As repeatedly reinforced by WHO officials, access to comprehensive and reliable information is essential in the fight against COVID-19. The Russian government launched the website стоп коронавирус.рф, which provides official statistics, government measures, medical resources, and vaccination information. Regional governments also have local portals with relevant information.
The healthcare system in Russia was burdened with helping thousands of COVID-19 patients. Since the beginning of the pandemic, new hospitals were constructed, doctors made home visits to COVID-positive patients, and testing and medical help have been made available for free in state hospitals. The government also pledged to provide additional financial compensation to doctors and nurses who work with COVID-19 patients (Government of Russia, April 2020).
However, the situation varies throughout Russia. Doctors and nurses (1, 2, 3) have testified that beyond big cities, the medical system is “choking”; there are inadequate hospital personnel, ICU units, and PPE, and limited or no financial compensations (Niyazova 2020). Inconsistency in information is also contributing to distrust among the public, with some seeking alternative ways of tackling the virus, including self-medication with antibiotics (Ibid).

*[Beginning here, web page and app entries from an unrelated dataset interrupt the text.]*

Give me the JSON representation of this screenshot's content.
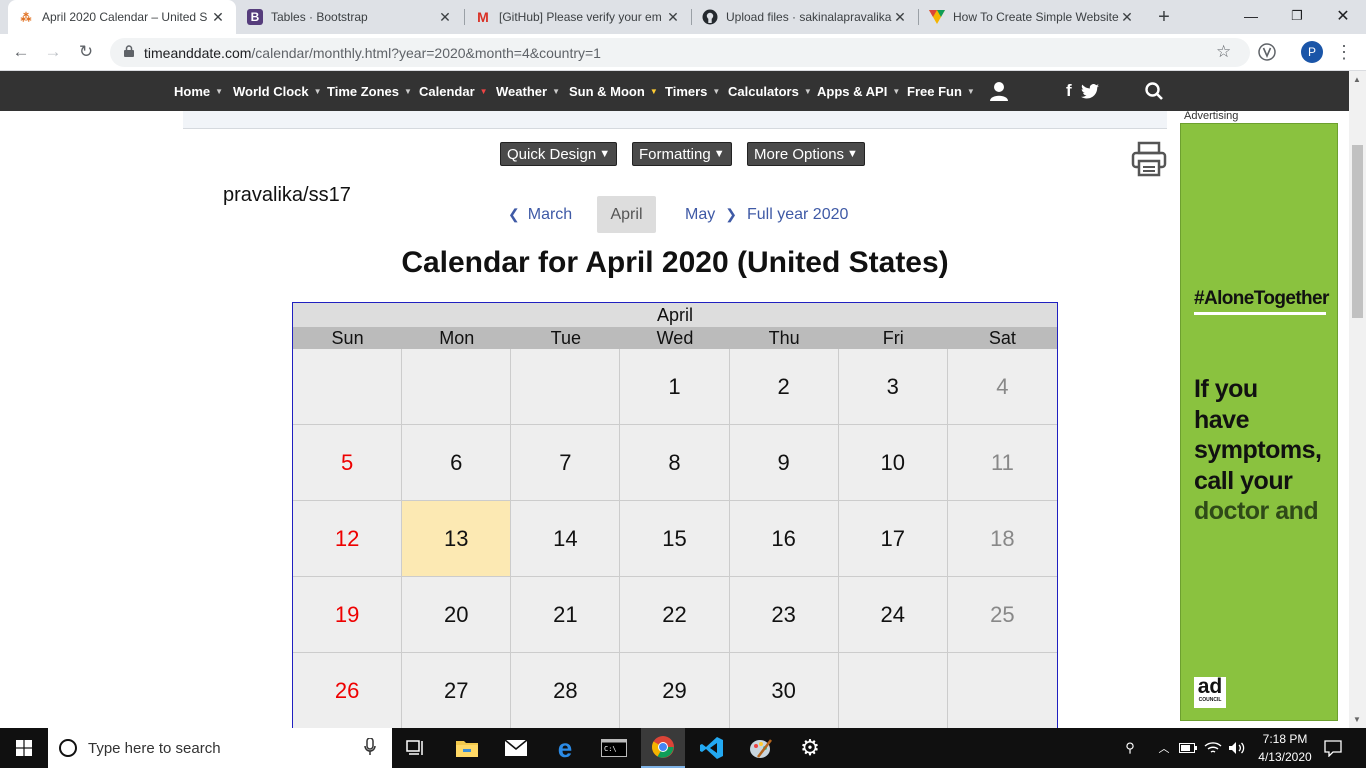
{
  "browser": {
    "tabs": [
      {
        "title": "April 2020 Calendar – United S",
        "active": true
      },
      {
        "title": "Tables · Bootstrap",
        "active": false
      },
      {
        "title": "[GitHub] Please verify your em",
        "active": false
      },
      {
        "title": "Upload files · sakinalapravalika",
        "active": false
      },
      {
        "title": "How To Create Simple Website",
        "active": false
      }
    ],
    "url_host": "timeanddate.com",
    "url_path": "/calendar/monthly.html?year=2020&month=4&country=1",
    "profile_initial": "P"
  },
  "site_nav": {
    "items": [
      "Home",
      "World Clock",
      "Time Zones",
      "Calendar",
      "Weather",
      "Sun & Moon",
      "Timers",
      "Calculators",
      "Apps & API",
      "Free Fun"
    ],
    "social": "f"
  },
  "page": {
    "buttons": {
      "quick_design": "Quick Design",
      "formatting": "Formatting",
      "more_options": "More Options"
    },
    "custom_text": "pravalika/ss17",
    "month_nav": {
      "prev": "March",
      "current": "April",
      "next": "May",
      "full_year": "Full year 2020"
    },
    "title": "Calendar for April 2020 (United States)"
  },
  "calendar": {
    "month": "April",
    "weekdays": [
      "Sun",
      "Mon",
      "Tue",
      "Wed",
      "Thu",
      "Fri",
      "Sat"
    ],
    "rows": [
      [
        "",
        "",
        "",
        "1",
        "2",
        "3",
        "4"
      ],
      [
        "5",
        "6",
        "7",
        "8",
        "9",
        "10",
        "11"
      ],
      [
        "12",
        "13",
        "14",
        "15",
        "16",
        "17",
        "18"
      ],
      [
        "19",
        "20",
        "21",
        "22",
        "23",
        "24",
        "25"
      ],
      [
        "26",
        "27",
        "28",
        "29",
        "30",
        "",
        ""
      ]
    ],
    "highlighted_day": "13"
  },
  "ad": {
    "label": "Advertising",
    "hashtag": "#AloneTogether",
    "line1": "If you",
    "line2": "have",
    "line3": "symptoms,",
    "line4": "call your",
    "line5": "doctor and",
    "logo_text": "ad",
    "logo_sub": "COUNCIL",
    "background": "#8ac23f"
  },
  "taskbar": {
    "search_placeholder": "Type here to search",
    "time": "7:18 PM",
    "date": "4/13/2020"
  }
}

From January 2021, Russia started a mass vaccination campaign with the Sputnik V vaccine developed by the Gamaleya Research Institute of Epidemiology and Microbiology (Moscow). The country has four other “national” vaccines in development. The phase 3 trials of the vaccine were completed on 2nd February 2021. The vaccine’s efficacy is reportedly 91.6% and the suggested lessening of disease severity after one dose is particularly encouraging (Logunov et al. 2021). The vaccine is registered in more than 60 countries.
“The Sputnik V Vaccine is registered in more than 60 countries.“
In Moscow, vaccines are freely available in walk-in clinics and mobile vaccination points. However, the vaccination campaign in other Russian regions is reportedly much slower and there are some dosage shortages. In addition, the level of vaccine acceptance is very low – around 30% (Credit Suisse Emerging Consumer Survey 2021 (see p.65)). Local governments introduced several incentives for people to get vaccinated such as allowing vaccinated people to participate in a lottery with the chance to win a smartphone or even an apartment in the city of Ufa. However, with cases growing rapidly in June 2021, authorities started to tighten regulations regarding vaccinations. For example, from 28th June, people in Moscow are not allowed into restaurants and public events without a QR-code confirming their vaccination [These restrictions, however, were soon abolished]. Businesses and institutions working with people are obliged to ensure that at least 60% of their staff are fully vaccinated (Gov. of Moscow, Covid-19 info.).
- A big country means big differences. The situation hugely varies depending on the region in Russia.
- It is not enough to declare restrictions – they should be implemented. To implement restrictions, penalising people is not enough – the people’s cooperation is required. To achieve that, trust must be maintained between government and society.
- The pandemic has underlined problems that already existed in society: informal jobs and the lack of employee protection, and a lack of trust in the government and officials.
10 August 2021.
Report by Taiysia Petukhova
Member of the Public Health Pathways and trend report contributor.